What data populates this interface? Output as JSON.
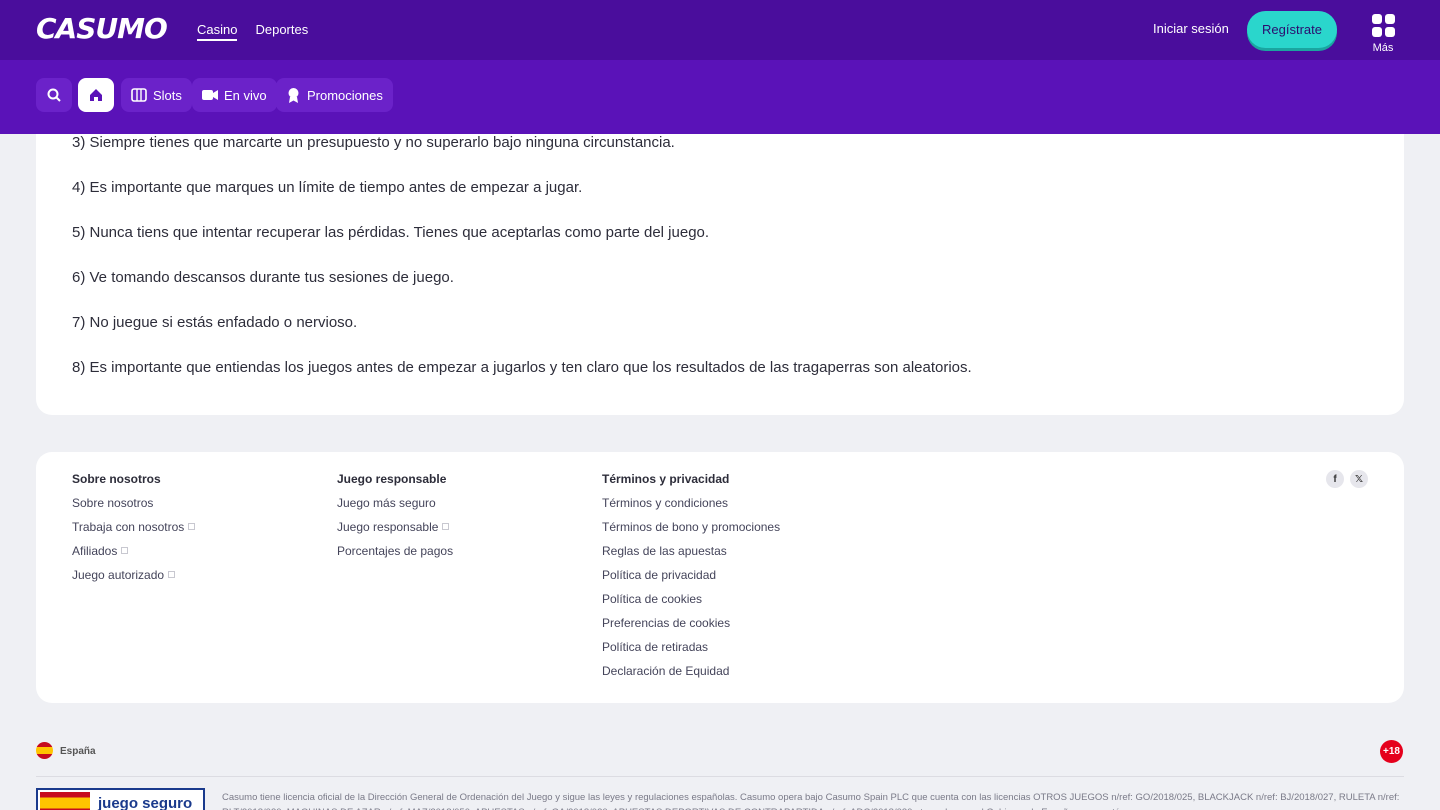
{
  "header": {
    "logo": "CASUMO",
    "nav": [
      "Casino",
      "Deportes"
    ],
    "active_nav": "Casino",
    "login": "Iniciar sesión",
    "register": "Regístrate",
    "more": "Más"
  },
  "subnav": {
    "items": [
      {
        "icon": "search-icon",
        "label": ""
      },
      {
        "icon": "home-icon",
        "label": ""
      },
      {
        "icon": "slots-icon",
        "label": "Slots"
      },
      {
        "icon": "camera-icon",
        "label": "En vivo"
      },
      {
        "icon": "gift-icon",
        "label": "Promociones"
      }
    ]
  },
  "content": {
    "lines": [
      "3) Siempre tienes que marcarte un presupuesto y no superarlo bajo ninguna circunstancia.",
      "4) Es importante que marques un límite de tiempo antes de empezar a jugar.",
      "5) Nunca tiens que intentar recuperar las pérdidas. Tienes que aceptarlas como parte del juego.",
      "6) Ve tomando descansos durante tus sesiones de juego.",
      "7) No juegue si estás enfadado o nervioso.",
      "8) Es importante que entiendas los juegos antes de empezar a jugarlos y ten claro que los resultados de las tragaperras son aleatorios."
    ]
  },
  "footer": {
    "columns": [
      {
        "title": "Sobre nosotros",
        "links": [
          {
            "label": "Sobre nosotros",
            "external": false
          },
          {
            "label": "Trabaja con nosotros",
            "external": true
          },
          {
            "label": "Afiliados",
            "external": true
          },
          {
            "label": "Juego autorizado",
            "external": true
          }
        ]
      },
      {
        "title": "Juego responsable",
        "links": [
          {
            "label": "Juego más seguro",
            "external": false
          },
          {
            "label": "Juego responsable",
            "external": true
          },
          {
            "label": "Porcentajes de pagos",
            "external": false
          }
        ]
      },
      {
        "title": "Términos y privacidad",
        "links": [
          {
            "label": "Términos y condiciones",
            "external": false
          },
          {
            "label": "Términos de bono y promociones",
            "external": false
          },
          {
            "label": "Reglas de las apuestas",
            "external": false
          },
          {
            "label": "Política de privacidad",
            "external": false
          },
          {
            "label": "Política de cookies",
            "external": false
          },
          {
            "label": "Preferencias de cookies",
            "external": false
          },
          {
            "label": "Política de retiradas",
            "external": false
          },
          {
            "label": "Declaración de Equidad",
            "external": false
          }
        ]
      }
    ],
    "social": [
      {
        "icon": "facebook-icon",
        "glyph": "f"
      },
      {
        "icon": "x-icon",
        "glyph": "𝕏"
      }
    ]
  },
  "bottom": {
    "country": "España",
    "age_badge": "+18",
    "badge_text": "juego seguro",
    "legal": "Casumo tiene licencia oficial de la Dirección General de Ordenación del Juego y sigue las leyes y regulaciones españolas. Casumo opera bajo Casumo Spain PLC que cuenta con las licencias OTROS JUEGOS n/ref: GO/2018/025, BLACKJACK n/ref: BJ/2018/027, RULETA n/ref: RLT/2018/030, MAQUINAS DE AZAR n/ref: MAZ/2018/050, APUESTAS n/ref: GA/2018/020, APUESTAS DEPORTIVAS DE CONTRAPARTIDA n/ref: ADC/2018/030 otorgadas por el Gobierno de España y que están"
  },
  "colors": {
    "topbar": "#4a0d9c",
    "subbar": "#5a12b8",
    "accent": "#2ad6cc",
    "background": "#eff0f4"
  }
}
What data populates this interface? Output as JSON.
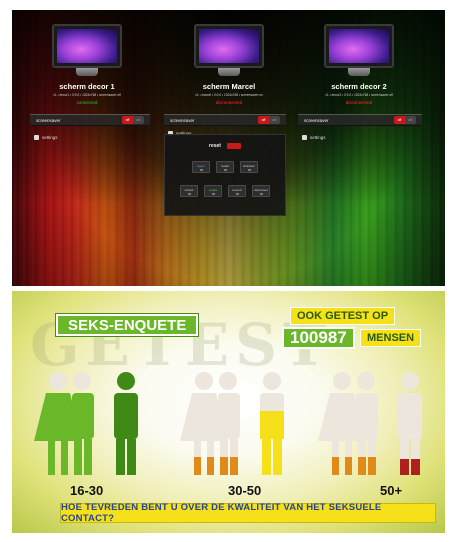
{
  "top": {
    "screens": [
      {
        "name": "scherm decor 1",
        "info": "v1 • decor1 • 0:0:0 • 1024x768 • screensaver:off",
        "status": "connected",
        "status_type": "connected"
      },
      {
        "name": "scherm Marcel",
        "info": "v1 • marcel • 0:0:0 • 1024x768 • screensaver:on",
        "status": "disconnected",
        "status_type": "disconnected"
      },
      {
        "name": "scherm decor 2",
        "info": "v1 • decor2 • 0:0:0 • 1024x768 • screensaver:off",
        "status": "disconnected",
        "status_type": "disconnected"
      }
    ],
    "screensaver_label": "screensaver",
    "toggle_off": "off",
    "toggle_on": "on",
    "settings_label": "settings",
    "reset_label": "reset",
    "panel_row1": [
      "logout",
      "restart",
      "shutdown"
    ],
    "panel_row2": [
      "refresh",
      "update",
      "connect",
      "disconnect"
    ]
  },
  "bottom": {
    "ghost_text": "GETEST",
    "title": "SEKS-ENQUETE",
    "tested_label": "OOK GETEST OP",
    "tested_number": "100987",
    "tested_unit": "MENSEN",
    "age_groups": [
      "16-30",
      "30-50",
      "50+"
    ],
    "question": "HOE TEVREDEN BENT U OVER DE KWALITEIT VAN HET SEKSUELE CONTACT?"
  },
  "colors": {
    "green": "#6ab82a",
    "dark_green": "#3f8a16",
    "orange": "#e08a1a",
    "yellow": "#f5e01a",
    "red": "#b02020",
    "beige": "#ece6dc"
  }
}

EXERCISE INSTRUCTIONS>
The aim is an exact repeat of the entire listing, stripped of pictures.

ANSWER TO THIS EXERCISE>
What data populates this interface? Output as JSON.
{
  "header": {
    "logo": "CASUMO",
    "nav": [
      "Casino",
      "Deportes"
    ],
    "active_nav": "Casino",
    "login": "Iniciar sesión",
    "register": "Regístrate",
    "more": "Más"
  },
  "subnav": {
    "items": [
      {
        "icon": "search-icon",
        "label": ""
      },
      {
        "icon": "home-icon",
        "label": ""
      },
      {
        "icon": "slots-icon",
        "label": "Slots"
      },
      {
        "icon": "camera-icon",
        "label": "En vivo"
      },
      {
        "icon": "gift-icon",
        "label": "Promociones"
      }
    ]
  },
  "content": {
    "lines": [
      "3) Siempre tienes que marcarte un presupuesto y no superarlo bajo ninguna circunstancia.",
      "4) Es importante que marques un límite de tiempo antes de empezar a jugar.",
      "5) Nunca tiens que intentar recuperar las pérdidas. Tienes que aceptarlas como parte del juego.",
      "6) Ve tomando descansos durante tus sesiones de juego.",
      "7) No juegue si estás enfadado o nervioso.",
      "8) Es importante que entiendas los juegos antes de empezar a jugarlos y ten claro que los resultados de las tragaperras son aleatorios."
    ]
  },
  "footer": {
    "columns": [
      {
        "title": "Sobre nosotros",
        "links": [
          {
            "label": "Sobre nosotros",
            "external": false
          },
          {
            "label": "Trabaja con nosotros",
            "external": true
          },
          {
            "label": "Afiliados",
            "external": true
          },
          {
            "label": "Juego autorizado",
            "external": true
          }
        ]
      },
      {
        "title": "Juego responsable",
        "links": [
          {
            "label": "Juego más seguro",
            "external": false
          },
          {
            "label": "Juego responsable",
            "external": true
          },
          {
            "label": "Porcentajes de pagos",
            "external": false
          }
        ]
      },
      {
        "title": "Términos y privacidad",
        "links": [
          {
            "label": "Términos y condiciones",
            "external": false
          },
          {
            "label": "Términos de bono y promociones",
            "external": false
          },
          {
            "label": "Reglas de las apuestas",
            "external": false
          },
          {
            "label": "Política de privacidad",
            "external": false
          },
          {
            "label": "Política de cookies",
            "external": false
          },
          {
            "label": "Preferencias de cookies",
            "external": false
          },
          {
            "label": "Política de retiradas",
            "external": false
          },
          {
            "label": "Declaración de Equidad",
            "external": false
          }
        ]
      }
    ],
    "social": [
      {
        "icon": "facebook-icon",
        "glyph": "f"
      },
      {
        "icon": "x-icon",
        "glyph": "𝕏"
      }
    ]
  },
  "bottom": {
    "country": "España",
    "age_badge": "+18",
    "badge_text": "juego seguro",
    "legal": "Casumo tiene licencia oficial de la Dirección General de Ordenación del Juego y sigue las leyes y regulaciones españolas. Casumo opera bajo Casumo Spain PLC que cuenta con las licencias OTROS JUEGOS n/ref: GO/2018/025, BLACKJACK n/ref: BJ/2018/027, RULETA n/ref: RLT/2018/030, MAQUINAS DE AZAR n/ref: MAZ/2018/050, APUESTAS n/ref: GA/2018/020, APUESTAS DEPORTIVAS DE CONTRAPARTIDA n/ref: ADC/2018/030 otorgadas por el Gobierno de España y que están"
  },
  "colors": {
    "topbar": "#4a0d9c",
    "subbar": "#5a12b8",
    "accent": "#2ad6cc",
    "background": "#eff0f4"
  }
}
What data populates this interface? Output as JSON.
{
  "top": {
    "screens": [
      {
        "name": "scherm decor 1",
        "info": "v1 • decor1 • 0:0:0 • 1024x768 • screensaver:off",
        "status": "connected",
        "status_type": "connected"
      },
      {
        "name": "scherm Marcel",
        "info": "v1 • marcel • 0:0:0 • 1024x768 • screensaver:on",
        "status": "disconnected",
        "status_type": "disconnected"
      },
      {
        "name": "scherm decor 2",
        "info": "v1 • decor2 • 0:0:0 • 1024x768 • screensaver:off",
        "status": "disconnected",
        "status_type": "disconnected"
      }
    ],
    "screensaver_label": "screensaver",
    "toggle_off": "off",
    "toggle_on": "on",
    "settings_label": "settings",
    "reset_label": "reset",
    "panel_row1": [
      "logout",
      "restart",
      "shutdown"
    ],
    "panel_row2": [
      "refresh",
      "update",
      "connect",
      "disconnect"
    ]
  },
  "bottom": {
    "ghost_text": "GETEST",
    "title": "SEKS-ENQUETE",
    "tested_label": "OOK GETEST OP",
    "tested_number": "100987",
    "tested_unit": "MENSEN",
    "age_groups": [
      "16-30",
      "30-50",
      "50+"
    ],
    "question": "HOE TEVREDEN BENT U OVER DE KWALITEIT VAN HET SEKSUELE CONTACT?"
  },
  "colors": {
    "green": "#6ab82a",
    "dark_green": "#3f8a16",
    "orange": "#e08a1a",
    "yellow": "#f5e01a",
    "red": "#b02020",
    "beige": "#ece6dc"
  }
}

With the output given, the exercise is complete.